We kept going toward the inlet section because this is what I needed to see. A few years back, I worked in neighboring Absecon for a while. When time allowed, I would the take the mile ride on Rt. 30 into AC and have my lunch break up on the inlet boardwalk and sea watch. It was a stressful job and this was my release. This portion of the boardwalk, away from the casinos, restaurants, amusement piers, and upscale shopping malls, belonged to the people. It was where residents went to fish, to walk and socialize. It seemed that everybody knew everybody else. I went often enough that an occasional familiar face would smile and say “hey, what's for lunch today?”

My former favorite lunch spot.
I had seen video footage of the “1/4 mile portion of the AC boardwalk that was swallowed by Sandy” and had to see for myself if it was the section I became so fond of. It was. As we crossed over Atlantic Ave., beach sand had been plowed to the sides and straight ahead the beach was empty with nothing left but a few pilings and ocean. People were mulling around the smashed dunes and water’s edge. No socializing or friendly chatter, just a realization that a piece of their life had been claimed by a force so strong that cement columns were reduced to rubble. 

"My father and sons fished here almost every Saturday for the past several years" said one woman turning  her collar up to ward off the cold wind. "With everything else that's been damaged, this will probably be the last thing they fix."  And sadly, she's right. The casino workers, firemen, bus drivers and school employees will have to wait their turn in a very long line.

Red tag on door - "Uninhabitable"
Over another bridge and onto Brigantine Island led us to more devastation and amazement.

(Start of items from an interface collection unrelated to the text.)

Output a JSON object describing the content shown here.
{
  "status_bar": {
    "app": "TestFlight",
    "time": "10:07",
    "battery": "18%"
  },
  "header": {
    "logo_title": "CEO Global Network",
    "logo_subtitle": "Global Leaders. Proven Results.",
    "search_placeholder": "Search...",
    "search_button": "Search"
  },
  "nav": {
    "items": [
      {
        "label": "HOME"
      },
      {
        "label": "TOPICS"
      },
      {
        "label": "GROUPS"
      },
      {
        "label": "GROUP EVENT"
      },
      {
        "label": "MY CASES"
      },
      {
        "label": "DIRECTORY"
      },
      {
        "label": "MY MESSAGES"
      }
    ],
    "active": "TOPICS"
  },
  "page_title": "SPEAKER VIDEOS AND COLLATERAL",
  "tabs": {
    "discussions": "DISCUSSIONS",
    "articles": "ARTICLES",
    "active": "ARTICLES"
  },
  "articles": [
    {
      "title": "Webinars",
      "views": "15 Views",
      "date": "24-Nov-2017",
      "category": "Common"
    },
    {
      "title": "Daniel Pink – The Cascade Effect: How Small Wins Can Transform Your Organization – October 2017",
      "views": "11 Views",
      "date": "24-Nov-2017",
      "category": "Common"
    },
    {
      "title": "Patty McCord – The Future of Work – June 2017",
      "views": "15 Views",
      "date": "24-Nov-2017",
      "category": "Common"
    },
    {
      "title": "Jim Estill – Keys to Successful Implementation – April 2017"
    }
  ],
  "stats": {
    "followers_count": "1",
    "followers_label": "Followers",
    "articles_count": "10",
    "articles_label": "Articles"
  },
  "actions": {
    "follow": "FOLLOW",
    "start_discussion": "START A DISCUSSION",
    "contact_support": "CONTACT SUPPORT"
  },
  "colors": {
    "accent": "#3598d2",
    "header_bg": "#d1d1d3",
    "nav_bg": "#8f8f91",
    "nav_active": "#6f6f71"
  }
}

Vicious winds whipped around the end of the island at the sea wall rendering million dollar homes tagged with red signs reading "inhabitable". Boats, once docked in marinas, now littered the streets, sometimes miles away from where they belonged.  

On the bay side, are year round residential communities where some homes looked untouched and others lost almost everything. Streets lined with indoor and outdoor furniture made some road impassable.

It goes without saying that the entire New Jersey coastline has forever been altered. It will take much time, money and effort to right the wrong that Sandy has inflicted on us. Some things may never be right again. Seaside Heights where I spent many Saturdays during my teen years, putting quarters down to spin the wheels or eating sausage and pepper sandwiches, is in ruins. It is hard to imagine where to even begin the cleanup. 

President comforts a Brigantine resident.
It is now one week later and I think of the thousands still in shelters, or living without power or heat on this cold November day. If you are reading this warm, dry and in your own home, then make the effort to help those that are not. Blankets, coats, underwear and food are in much need. Compassion is the first step toward getting our neighbors back into their homes and the first brick in rebuilding our shores. Step by step. Brick by brick. Board by board...we'll get there!

Photos by Jo Ann Phelps & ImageGoggle